Green Deal changes
On 2 December the Government announced that from January 2014 they would be introducing changes designed to make the green deal easier for those involved with it on all sides. These changes are to include:-
- Opening up access to energy performance certificate (EPC) data so that companies offering green deal finance and works can more easily identify (for which read "target") properties that might benefit from energy efficiency improvements.
- Adding more categories of work that will qualify for green deal finance. Presumably this is in order to try to increase take up.
- Finally, the Government will look again at how the "Golden Rule" operates. This is the overriding provision that only allows works to qualify for green deal finance if the estimated cost of the works will not exceed the anticipated energy savings. This review will consider whether adjustments would "make sense for consumers". It's not clear what this means but it might result in a lowering of the bar to a degree, so that more properties will qualify.
As the uptake of green deal finance to date has been quite low, it is possible that the Government are as concerned with trying to breathe life into something in which few have shown interest as they are with looking for ways in which consumers can economically improve the energy efficiency of their properties.
Other changes announced yesterday
Other proposals were also announcement yesterday, and these included:-
- Up to £4000 may be available to anyone who moves home - to fund energy efficiency improvements to their new house. It is described as a stamp duty rebate (but is also apparently to be available even if no SDLT is payable on the purchase). The normal amount will be around £1000 but it could be up to £4000 for particularly expensive measures. The note says that this will be available for 3 years - but does not say when that period would start.
- A scheme to support private landlords (which looks to be landlords of domestic property) in improving the energy efficiency of their properties - to apply to about 15,000 of the least energy efficient rental properties each year for three years.
- Finally, an announcement regarding expanding green deal finance to help landlords of property that will be affected by the letting prohibition being brought in (under the Energy Act 2011) for properties in England from 1 April 2018. The current intention is to prohibit the letting of property that is EPC rated F or G, until certain energy efficiency improvement works have been carried out. The note says that the Government will make funding available through the green deal specifically to help the landlords of such properties to bring them up to the minimum standard. It's not yet clear whether this will apply to property in Scotland - as this letting prohibition is not certain to be imposed in Scotland. The 2011 Act gives the Scottish Government the power to introduce it at any time from 1 April 2015 onwards, but there is no obligation on them to do so.

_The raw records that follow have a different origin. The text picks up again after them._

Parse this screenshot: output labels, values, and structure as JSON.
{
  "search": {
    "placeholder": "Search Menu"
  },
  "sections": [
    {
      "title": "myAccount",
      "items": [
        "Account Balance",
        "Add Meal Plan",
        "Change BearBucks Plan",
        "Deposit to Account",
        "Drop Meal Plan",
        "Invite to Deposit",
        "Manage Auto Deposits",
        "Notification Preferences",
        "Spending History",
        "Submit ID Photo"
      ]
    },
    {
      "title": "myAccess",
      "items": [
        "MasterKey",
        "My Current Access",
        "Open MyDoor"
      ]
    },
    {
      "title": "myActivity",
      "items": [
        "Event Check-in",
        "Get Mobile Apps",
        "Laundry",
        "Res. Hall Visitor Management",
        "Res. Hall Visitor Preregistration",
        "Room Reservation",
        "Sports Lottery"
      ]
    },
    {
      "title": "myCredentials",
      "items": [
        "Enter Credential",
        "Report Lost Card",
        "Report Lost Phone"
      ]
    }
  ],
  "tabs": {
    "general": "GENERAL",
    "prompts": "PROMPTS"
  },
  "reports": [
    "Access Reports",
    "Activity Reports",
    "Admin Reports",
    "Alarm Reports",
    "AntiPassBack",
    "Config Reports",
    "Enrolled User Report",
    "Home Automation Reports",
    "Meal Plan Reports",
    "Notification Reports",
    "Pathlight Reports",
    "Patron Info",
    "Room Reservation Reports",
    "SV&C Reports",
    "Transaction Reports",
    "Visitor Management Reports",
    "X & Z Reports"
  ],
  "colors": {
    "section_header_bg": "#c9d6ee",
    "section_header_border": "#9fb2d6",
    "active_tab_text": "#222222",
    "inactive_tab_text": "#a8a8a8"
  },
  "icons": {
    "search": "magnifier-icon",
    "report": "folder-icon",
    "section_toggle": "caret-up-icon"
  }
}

It is not clear from the announcement whether any of the above three changes will apply to Scotland. Hopefully more detail and clarity will be provided shortly.